Law met privately after his excommunication with other opponents of Smith and formed a group. After they were joined by two boys, Dennison L. Harris and Robert Scott, they were exposed after these boys reported their plans to Smith. Shortly thereafter, Law created the True Church of Jesus Christ of Latter Day Saints and became its President. On June 7, 1844, Law and his followers published the Nauvoo Expositor, a newspaper that outlined Law's contentions against Smith, including the then-secret practice of plural marriage. The reaction to the newspaper was not what Law expected, and after two days of consultation, the printing press was ordered destroyed by the Nauvoo city council. It was destroyed later that day.

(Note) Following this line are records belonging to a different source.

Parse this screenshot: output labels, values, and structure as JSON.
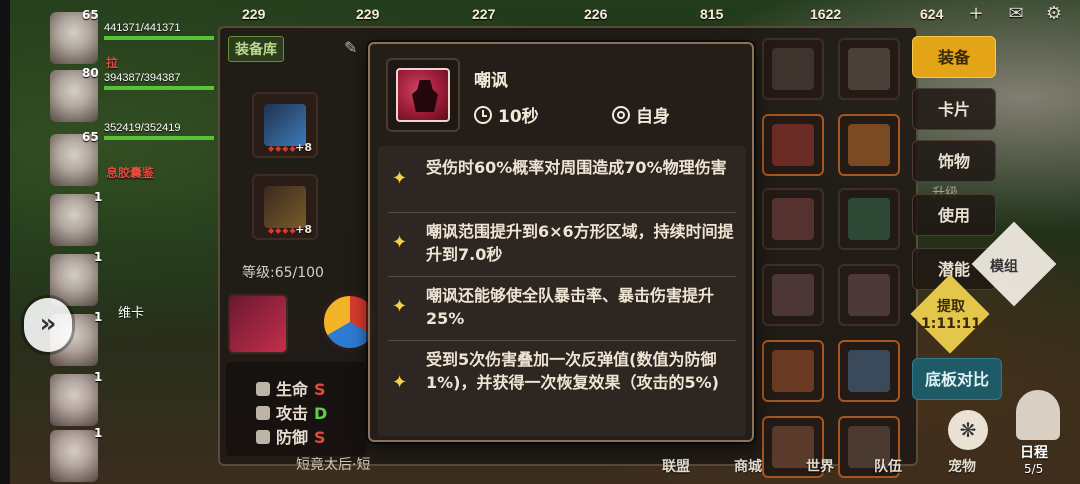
{
  "top_resources": [
    "229",
    "229",
    "227",
    "226",
    "815",
    "1622",
    "624"
  ],
  "party": {
    "members": [
      {
        "level": "65",
        "hp": "441371/441371",
        "hp_pct": 1.0
      },
      {
        "level": "80",
        "hp": "394387/394387",
        "hp_pct": 1.0
      },
      {
        "level": "65",
        "hp": "352419/352419",
        "hp_pct": 1.0
      },
      {
        "level": "1"
      },
      {
        "level": "1"
      },
      {
        "level": "1"
      },
      {
        "level": "1"
      },
      {
        "level": "1"
      }
    ],
    "red_name_1": "拉",
    "red_name_2": "息胶囊鉴",
    "name_label": "维卡",
    "expand_glyph": "»"
  },
  "equip_panel": {
    "tag": "装备库",
    "slot1_plus": "+8",
    "slot2_plus": "+8",
    "level": "等级:65/100",
    "stats": [
      {
        "label": "生命",
        "grade": "S",
        "grade_color": "#e54a3c"
      },
      {
        "label": "攻击",
        "grade": "D",
        "grade_color": "#5fcf4a"
      },
      {
        "label": "防御",
        "grade": "S",
        "grade_color": "#e54a3c"
      }
    ],
    "bottom_text": "短竟太后·短"
  },
  "right_menu": {
    "equip": "装备",
    "card": "卡片",
    "accessory": "饰物",
    "upgrade": "升级",
    "use": "使用",
    "potential": "潜能",
    "module": "模组",
    "extract": "提取",
    "extract_timer": "1:11:11",
    "compare": "底板对比",
    "schedule": "日程",
    "schedule_count": "5/5"
  },
  "bottom_nav": [
    "联盟",
    "商城",
    "世界",
    "队伍",
    "宠物"
  ],
  "tooltip": {
    "skill_name": "嘲讽",
    "cooldown": "10秒",
    "target": "自身",
    "effects": [
      "受伤时60%概率对周围造成70%物理伤害",
      "嘲讽范围提升到6×6方形区域，持续时间提升到7.0秒",
      "嘲讽还能够使全队暴击率、暴击伤害提升25%",
      "受到5次伤害叠加一次反弹值(数值为防御1%)，并获得一次恢复效果（攻击的5%)"
    ]
  }
}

Smith was later arrested and taken to nearby Carthage, Illinois, on charges relating to the destruction of the Expositor.[9] On June 27, 1844, Smith was murdered by a mob.[10]

For many years, Law was accused of being a member or a leader of the mob that killed Smith.[11] However, Law's diary shows that he was not in Carthage at the time of the murder, though he had been present there earlier in the day.[12] Although Law expresses outrage and remorse at Smith's death in his private journal,[3] he goes on to say that it was Smith's goal "to demoralize the world, to give it to Satan, his master..... He claimed to be a god, whereas he was only a servant of the Devil, and as such he met his fate."[13]

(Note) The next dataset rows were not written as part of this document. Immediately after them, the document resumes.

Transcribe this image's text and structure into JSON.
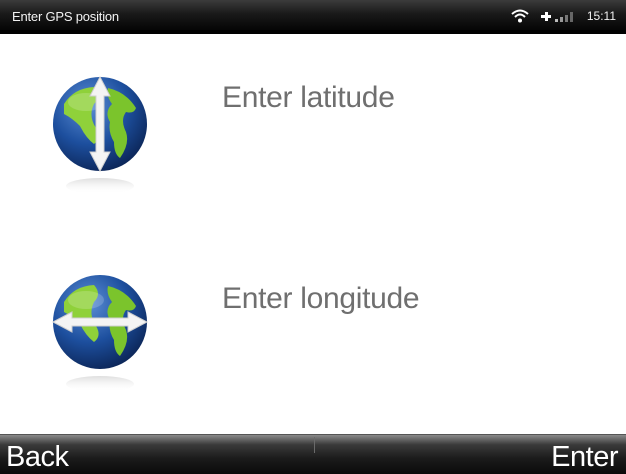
{
  "status_bar": {
    "title": "Enter GPS position",
    "time": "15:11",
    "icons": [
      "wifi-icon",
      "signal-icon"
    ]
  },
  "options": [
    {
      "label": "Enter latitude",
      "icon": "globe-latitude-icon"
    },
    {
      "label": "Enter longitude",
      "icon": "globe-longitude-icon"
    }
  ],
  "softkeys": {
    "left": "Back",
    "right": "Enter"
  },
  "colors": {
    "ocean": "#1d4f9e",
    "land": "#8fd13a",
    "label": "#6f6f6f",
    "bar": "#111111"
  }
}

In 1887, Law agreed to be interviewed reflecting on his experience with Mormonism.[14] This interview, along with three letters by Law, were published in the Salt Lake Tribune.[15]

Law eventually moved to Shullsburg, Lafayette County, Wisconsin, where he died in 1892.[4]

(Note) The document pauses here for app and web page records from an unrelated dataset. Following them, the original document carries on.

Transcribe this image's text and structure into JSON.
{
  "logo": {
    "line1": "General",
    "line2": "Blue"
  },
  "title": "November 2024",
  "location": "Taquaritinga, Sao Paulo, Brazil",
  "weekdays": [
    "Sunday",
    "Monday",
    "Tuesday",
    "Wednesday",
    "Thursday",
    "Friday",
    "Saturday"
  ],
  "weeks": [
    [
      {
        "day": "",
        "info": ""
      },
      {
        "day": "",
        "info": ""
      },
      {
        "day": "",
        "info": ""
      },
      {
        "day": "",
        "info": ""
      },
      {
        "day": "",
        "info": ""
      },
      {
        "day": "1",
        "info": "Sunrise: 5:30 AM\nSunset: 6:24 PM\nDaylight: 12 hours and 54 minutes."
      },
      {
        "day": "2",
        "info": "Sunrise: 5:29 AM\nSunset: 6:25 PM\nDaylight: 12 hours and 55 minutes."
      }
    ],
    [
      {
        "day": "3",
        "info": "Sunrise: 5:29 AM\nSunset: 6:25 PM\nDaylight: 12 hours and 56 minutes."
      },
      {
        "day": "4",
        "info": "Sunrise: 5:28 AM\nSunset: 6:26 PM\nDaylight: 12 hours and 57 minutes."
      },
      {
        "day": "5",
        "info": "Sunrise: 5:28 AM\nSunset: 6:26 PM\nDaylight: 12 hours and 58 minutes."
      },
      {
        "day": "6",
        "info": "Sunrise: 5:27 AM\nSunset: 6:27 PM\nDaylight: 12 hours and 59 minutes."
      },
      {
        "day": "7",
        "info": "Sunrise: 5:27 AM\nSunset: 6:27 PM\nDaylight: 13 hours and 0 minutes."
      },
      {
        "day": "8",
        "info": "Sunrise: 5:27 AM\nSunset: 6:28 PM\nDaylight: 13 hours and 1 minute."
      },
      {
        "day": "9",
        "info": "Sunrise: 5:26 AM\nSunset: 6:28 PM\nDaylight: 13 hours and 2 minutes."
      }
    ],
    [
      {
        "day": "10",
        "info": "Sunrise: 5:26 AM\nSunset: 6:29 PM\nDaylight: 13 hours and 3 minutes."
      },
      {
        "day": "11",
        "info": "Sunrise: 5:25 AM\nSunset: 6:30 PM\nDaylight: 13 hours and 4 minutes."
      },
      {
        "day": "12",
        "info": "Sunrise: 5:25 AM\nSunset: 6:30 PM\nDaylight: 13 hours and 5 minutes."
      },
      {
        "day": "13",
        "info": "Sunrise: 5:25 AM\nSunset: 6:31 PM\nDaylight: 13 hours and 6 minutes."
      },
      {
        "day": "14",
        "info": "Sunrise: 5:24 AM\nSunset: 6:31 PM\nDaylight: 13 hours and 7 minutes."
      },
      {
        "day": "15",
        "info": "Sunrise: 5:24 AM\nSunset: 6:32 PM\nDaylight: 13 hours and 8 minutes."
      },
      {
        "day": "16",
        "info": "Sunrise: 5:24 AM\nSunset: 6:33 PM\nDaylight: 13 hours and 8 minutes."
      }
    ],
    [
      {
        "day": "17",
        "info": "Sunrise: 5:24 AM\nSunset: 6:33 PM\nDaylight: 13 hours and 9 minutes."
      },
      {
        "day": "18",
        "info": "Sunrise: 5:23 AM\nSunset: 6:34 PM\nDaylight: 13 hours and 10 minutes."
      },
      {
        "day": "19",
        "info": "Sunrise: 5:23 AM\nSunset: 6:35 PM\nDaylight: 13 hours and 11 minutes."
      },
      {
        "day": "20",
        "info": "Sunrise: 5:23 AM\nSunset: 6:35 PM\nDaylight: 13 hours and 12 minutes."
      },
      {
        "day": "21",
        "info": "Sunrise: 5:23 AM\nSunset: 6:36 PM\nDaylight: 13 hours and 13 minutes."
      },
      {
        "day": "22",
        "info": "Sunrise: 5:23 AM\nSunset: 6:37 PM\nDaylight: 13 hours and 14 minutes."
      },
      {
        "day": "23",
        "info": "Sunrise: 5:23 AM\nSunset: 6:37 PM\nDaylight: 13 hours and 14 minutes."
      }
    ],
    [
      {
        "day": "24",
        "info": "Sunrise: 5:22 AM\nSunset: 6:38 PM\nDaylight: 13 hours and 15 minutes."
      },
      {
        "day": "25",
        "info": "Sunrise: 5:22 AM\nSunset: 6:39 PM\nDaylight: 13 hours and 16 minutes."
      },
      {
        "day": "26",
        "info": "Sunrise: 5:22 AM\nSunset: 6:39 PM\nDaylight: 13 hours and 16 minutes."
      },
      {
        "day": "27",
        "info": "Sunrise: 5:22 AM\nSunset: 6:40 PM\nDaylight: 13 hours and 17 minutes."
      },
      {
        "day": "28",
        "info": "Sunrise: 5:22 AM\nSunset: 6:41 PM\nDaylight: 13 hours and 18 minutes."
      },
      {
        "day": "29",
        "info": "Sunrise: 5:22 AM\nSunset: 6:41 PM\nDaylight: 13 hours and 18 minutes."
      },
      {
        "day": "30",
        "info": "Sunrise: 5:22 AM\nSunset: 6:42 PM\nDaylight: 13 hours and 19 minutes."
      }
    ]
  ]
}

References[edit]

  1. ^ a b c Biography of William Law, The Joseph Smith Papers (accessed August 15, 2013).
  2. ^ The Joseph Smith Papers project gives Law's death date as "12/19 Jan. 1892". ("Law, William". The Joseph Smith Papers. The Church Historian's Press. Retrieved 2014-02-10. ) Law's grave site gives his death date as "Jan. 19, 1892". ("William Law (1809 - 1892)". Find A Grave. June 18, 2002. Retrieved 2014-02-10. )
  3. ^ a b c d Cook, Lyndon W. "William Law, Nauvoo Dissenter". (10.2 MB) BYU Studies. Winter 1982. Vol. 22, no. 1, pp. 47-72.
  4. ^ a b Jessee, Dean C., editor The Papers of Joseph Smith Vol. 2, p. 565.
  5. ^ "Polygamy, Persecution And Power", Salt Lake Tribune, June 16, 1996, paragraph 16, 17.
  6. ^ Neibaur Journal, May 24, 1844.
  7. ^ "Wife no. 19", Ann Eliza Young, 1875, p, 61,
  8. ^ "Wife no. 19", Ann Eliza Young, 1875, p, 61, [These allegations from Ann Eliza Young can only be hearsay; Young was not even born until after Joseph Smith's death.]
  9. ^ Supplement to the Millennial Star, August 1844 p. 2. (This document can be found online by doing a key word search at http://www.lib.byu.edu/online.html?tab=4)
  10. ^ Doctrine and Covenants (Covenant 135)
  11. ^ An unnamed witness said he saw Law at the jail at the time of the killing: Naked Truths About Mormonism, 1 (April 1888). Willard Richards, who was present with Smith in Carthage Jail at the time of the killing, included Law on his list of murderers of Smith: History of the Church 7:146. It is unknown whether Richards meant that he saw Law in the mob, or whether he merely suspected Law of being a behind-the-scenes organizer.
  12. ^ Diary of William Law, 12–13.
  13. ^ Diary of William Law, 13–14.
  14. ^ http://www.mrm.org/law-interview
  15. ^ http://www.mazeministry.com/mormonism/newsletters_articles/newsweek/newsweek/lawint2.htm

Further reading[edit]

External links[edit]

Church of Jesus Christ of Latter Day Saints titles
Preceded by
Frederick G. Williams
Second Counselor in the First Presidency
January 24, 1841 (1841-01-24) – April 18, 1844 (1844-04-18)
Succeeded by
Disputed:
Possible successors include:
Willard Richards (LDS Church)
David H. Smith (RLDS Church)